- _How to complete this task_: Below are records to write out exactly; drop the pictures when you do.

++++++

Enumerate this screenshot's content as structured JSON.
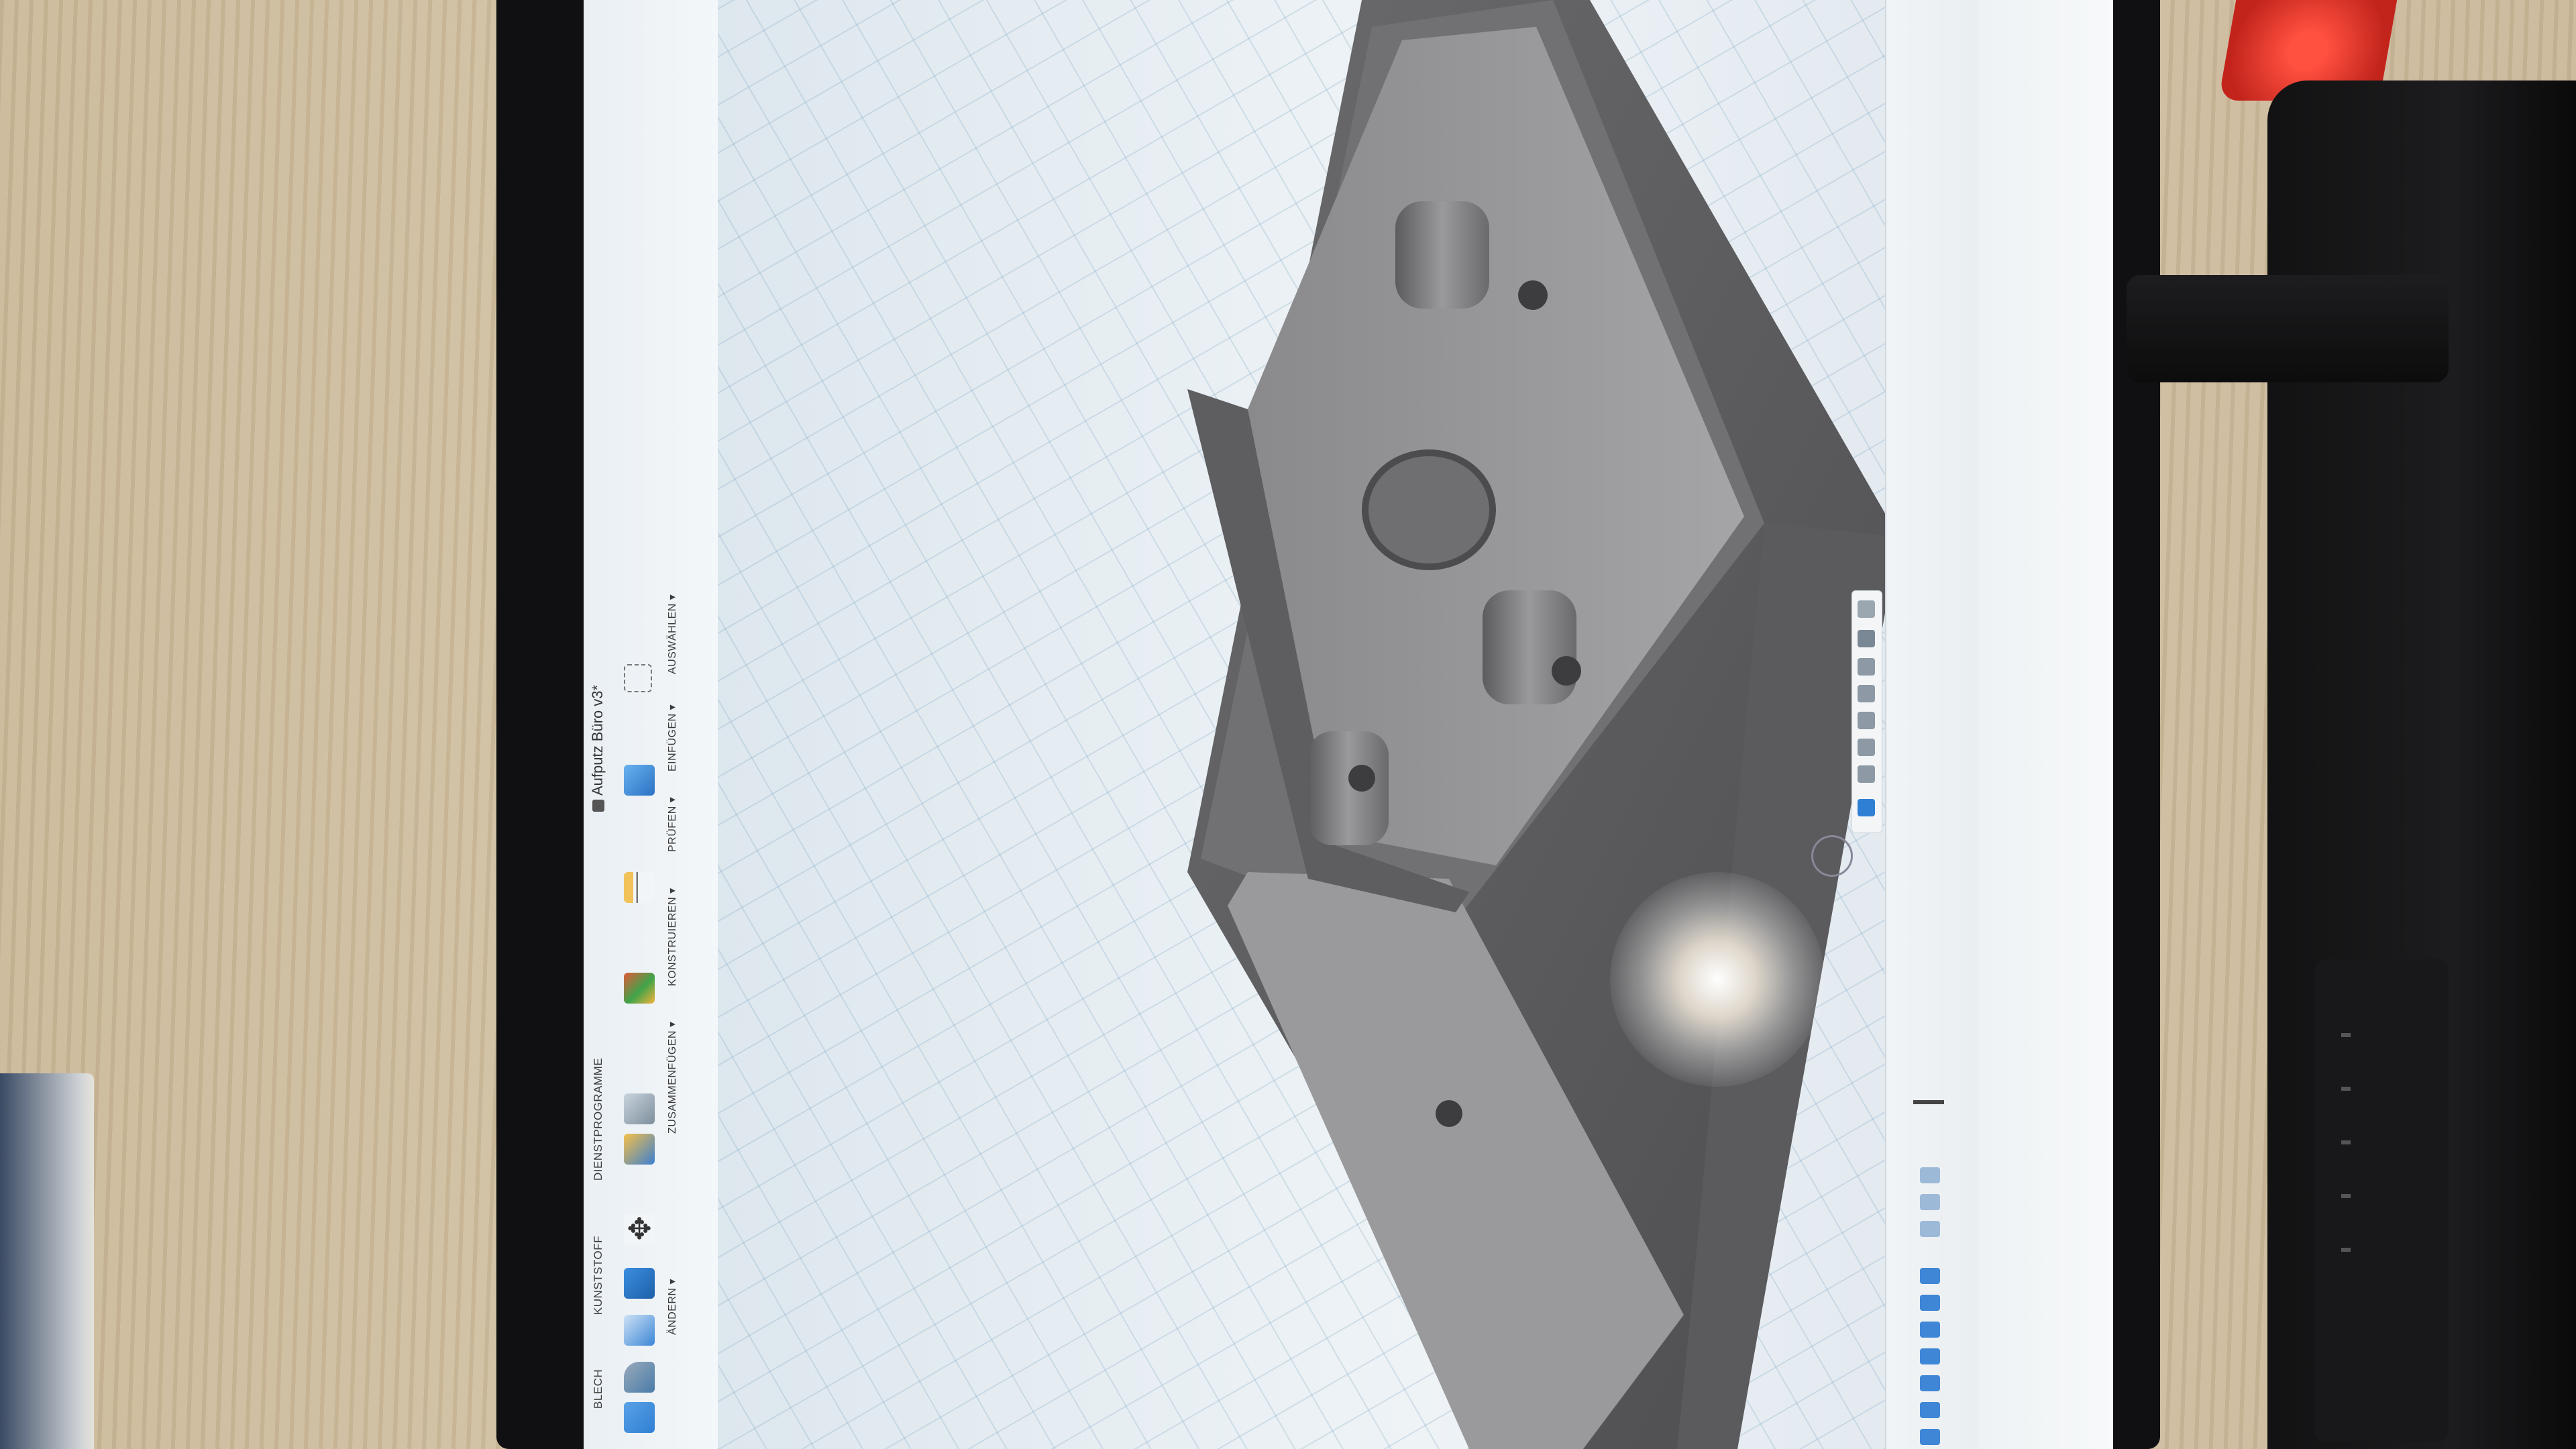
{
  "app": {
    "document_title": "Aufputz Büro v3*"
  },
  "ribbon": {
    "tabs": [
      {
        "id": "blech",
        "label": "BLECH"
      },
      {
        "id": "kunststoff",
        "label": "KUNSTSTOFF"
      },
      {
        "id": "dienstprogramme",
        "label": "DIENSTPROGRAMME"
      }
    ],
    "groups": [
      {
        "id": "aendern",
        "label": "ÄNDERN ▾"
      },
      {
        "id": "zusammenfuegen",
        "label": "ZUSAMMENFÜGEN ▾"
      },
      {
        "id": "konstruieren",
        "label": "KONSTRUIEREN ▾"
      },
      {
        "id": "pruefen",
        "label": "PRÜFEN ▾"
      },
      {
        "id": "einfuegen",
        "label": "EINFÜGEN ▾"
      },
      {
        "id": "auswaehlen",
        "label": "AUSWÄHLEN ▾"
      }
    ],
    "icons": {
      "blech-icon": "sheet-metal",
      "press-pull-icon": "press-pull",
      "fillet-icon": "fillet",
      "combine-icon": "combine",
      "move-icon": "move",
      "joint-icon": "joint",
      "as-built-joint-icon": "as-built-joint",
      "plane-icon": "offset-plane",
      "measure-icon": "measure",
      "insert-image-icon": "insert-image",
      "select-icon": "select"
    }
  },
  "colors": {
    "ribbon_bg": "#f2f5f8",
    "viewport_bg": "#e6edf2",
    "grid": "#9fb9cc",
    "model": "#5a5a5c",
    "accent": "#2f7fd4"
  },
  "navbar": {
    "buttons": [
      "orbit",
      "look-at",
      "pan",
      "zoom",
      "fit",
      "display-settings",
      "grid-settings",
      "viewports"
    ]
  }
}
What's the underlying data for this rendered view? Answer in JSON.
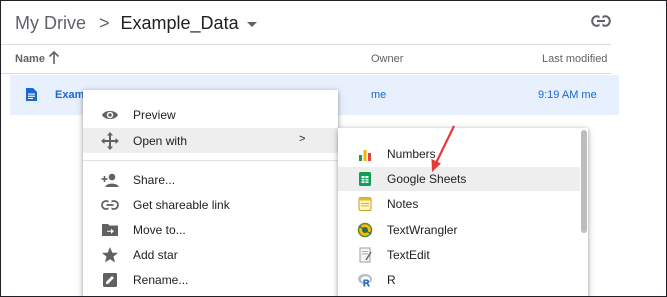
{
  "breadcrumb": {
    "root": "My Drive",
    "separator": ">",
    "current": "Example_Data"
  },
  "columns": {
    "name": "Name",
    "owner": "Owner",
    "last_modified": "Last modified"
  },
  "file": {
    "name": "Exam",
    "owner": "me",
    "modified": "9:19 AM  me",
    "icon": "doc-icon"
  },
  "context_menu": {
    "items": [
      {
        "label": "Preview",
        "icon": "eye-icon"
      },
      {
        "label": "Open with",
        "icon": "move-arrows-icon",
        "submenu_arrow": ">"
      },
      {
        "label": "Share...",
        "icon": "person-add-icon"
      },
      {
        "label": "Get shareable link",
        "icon": "link-icon"
      },
      {
        "label": "Move to...",
        "icon": "folder-move-icon"
      },
      {
        "label": "Add star",
        "icon": "star-icon"
      },
      {
        "label": "Rename...",
        "icon": "pencil-icon"
      }
    ]
  },
  "open_with_menu": {
    "items": [
      {
        "label": "Numbers",
        "icon": "numbers-icon"
      },
      {
        "label": "Google Sheets",
        "icon": "sheets-icon"
      },
      {
        "label": "Notes",
        "icon": "notes-icon"
      },
      {
        "label": "TextWrangler",
        "icon": "textwrangler-icon"
      },
      {
        "label": "TextEdit",
        "icon": "textedit-icon"
      },
      {
        "label": "R",
        "icon": "r-icon"
      }
    ]
  },
  "colors": {
    "accent": "#1967d2",
    "selected_row": "#e8f0fe",
    "sheets_green": "#0f9d58",
    "annotation_red": "#e53935"
  }
}
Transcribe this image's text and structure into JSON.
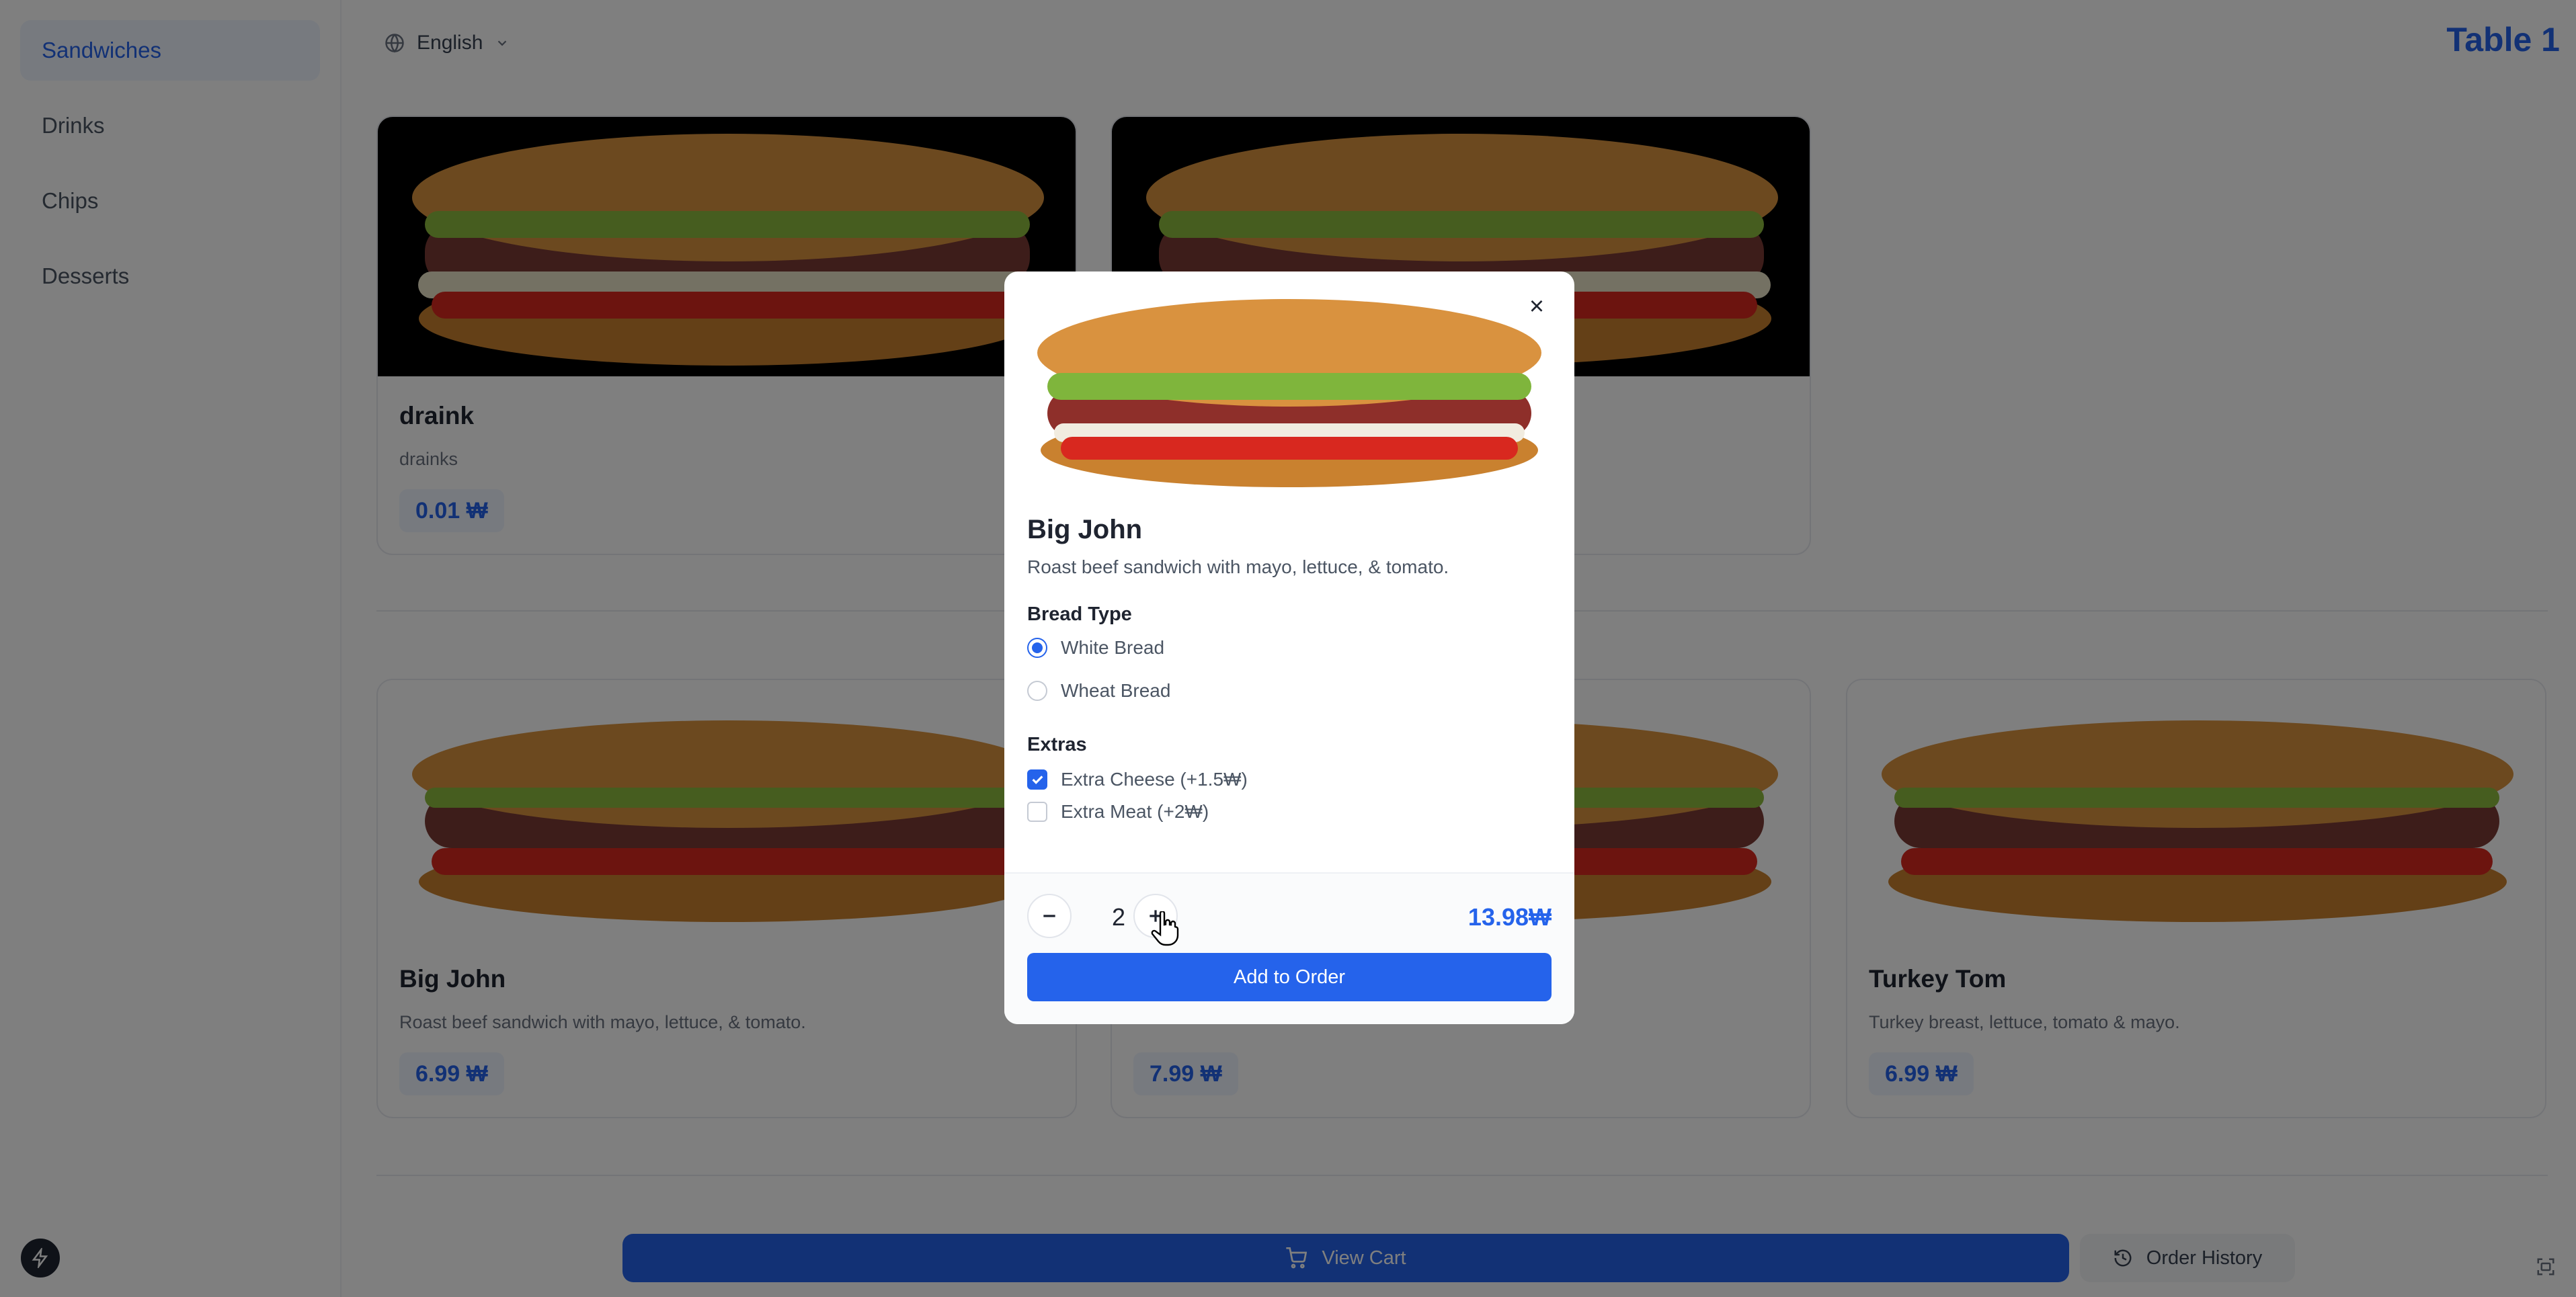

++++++

- _Exercise output_:
Enumerate this screenshot's content as structured JSON.
{
  "app": {
    "document_title": "Aufputz Büro v3*"
  },
  "ribbon": {
    "tabs": [
      {
        "id": "blech",
        "label": "BLECH"
      },
      {
        "id": "kunststoff",
        "label": "KUNSTSTOFF"
      },
      {
        "id": "dienstprogramme",
        "label": "DIENSTPROGRAMME"
      }
    ],
    "groups": [
      {
        "id": "aendern",
        "label": "ÄNDERN ▾"
      },
      {
        "id": "zusammenfuegen",
        "label": "ZUSAMMENFÜGEN ▾"
      },
      {
        "id": "konstruieren",
        "label": "KONSTRUIEREN ▾"
      },
      {
        "id": "pruefen",
        "label": "PRÜFEN ▾"
      },
      {
        "id": "einfuegen",
        "label": "EINFÜGEN ▾"
      },
      {
        "id": "auswaehlen",
        "label": "AUSWÄHLEN ▾"
      }
    ],
    "icons": {
      "blech-icon": "sheet-metal",
      "press-pull-icon": "press-pull",
      "fillet-icon": "fillet",
      "combine-icon": "combine",
      "move-icon": "move",
      "joint-icon": "joint",
      "as-built-joint-icon": "as-built-joint",
      "plane-icon": "offset-plane",
      "measure-icon": "measure",
      "insert-image-icon": "insert-image",
      "select-icon": "select"
    }
  },
  "colors": {
    "ribbon_bg": "#f2f5f8",
    "viewport_bg": "#e6edf2",
    "grid": "#9fb9cc",
    "model": "#5a5a5c",
    "accent": "#2f7fd4"
  },
  "navbar": {
    "buttons": [
      "orbit",
      "look-at",
      "pan",
      "zoom",
      "fit",
      "display-settings",
      "grid-settings",
      "viewports"
    ]
  }
}
What's the underlying data for this rendered view? Answer in JSON.
{
  "breadcrumb": {
    "root": "My Drive",
    "separator": ">",
    "current": "Example_Data"
  },
  "columns": {
    "name": "Name",
    "owner": "Owner",
    "last_modified": "Last modified"
  },
  "file": {
    "name": "Exam",
    "owner": "me",
    "modified": "9:19 AM  me",
    "icon": "doc-icon"
  },
  "context_menu": {
    "items": [
      {
        "label": "Preview",
        "icon": "eye-icon"
      },
      {
        "label": "Open with",
        "icon": "move-arrows-icon",
        "submenu_arrow": ">"
      },
      {
        "label": "Share...",
        "icon": "person-add-icon"
      },
      {
        "label": "Get shareable link",
        "icon": "link-icon"
      },
      {
        "label": "Move to...",
        "icon": "folder-move-icon"
      },
      {
        "label": "Add star",
        "icon": "star-icon"
      },
      {
        "label": "Rename...",
        "icon": "pencil-icon"
      }
    ]
  },
  "open_with_menu": {
    "items": [
      {
        "label": "Numbers",
        "icon": "numbers-icon"
      },
      {
        "label": "Google Sheets",
        "icon": "sheets-icon"
      },
      {
        "label": "Notes",
        "icon": "notes-icon"
      },
      {
        "label": "TextWrangler",
        "icon": "textwrangler-icon"
      },
      {
        "label": "TextEdit",
        "icon": "textedit-icon"
      },
      {
        "label": "R",
        "icon": "r-icon"
      }
    ]
  },
  "colors": {
    "accent": "#1967d2",
    "selected_row": "#e8f0fe",
    "sheets_green": "#0f9d58",
    "annotation_red": "#e53935"
  }
}
Transcribe this image's text and structure into JSON.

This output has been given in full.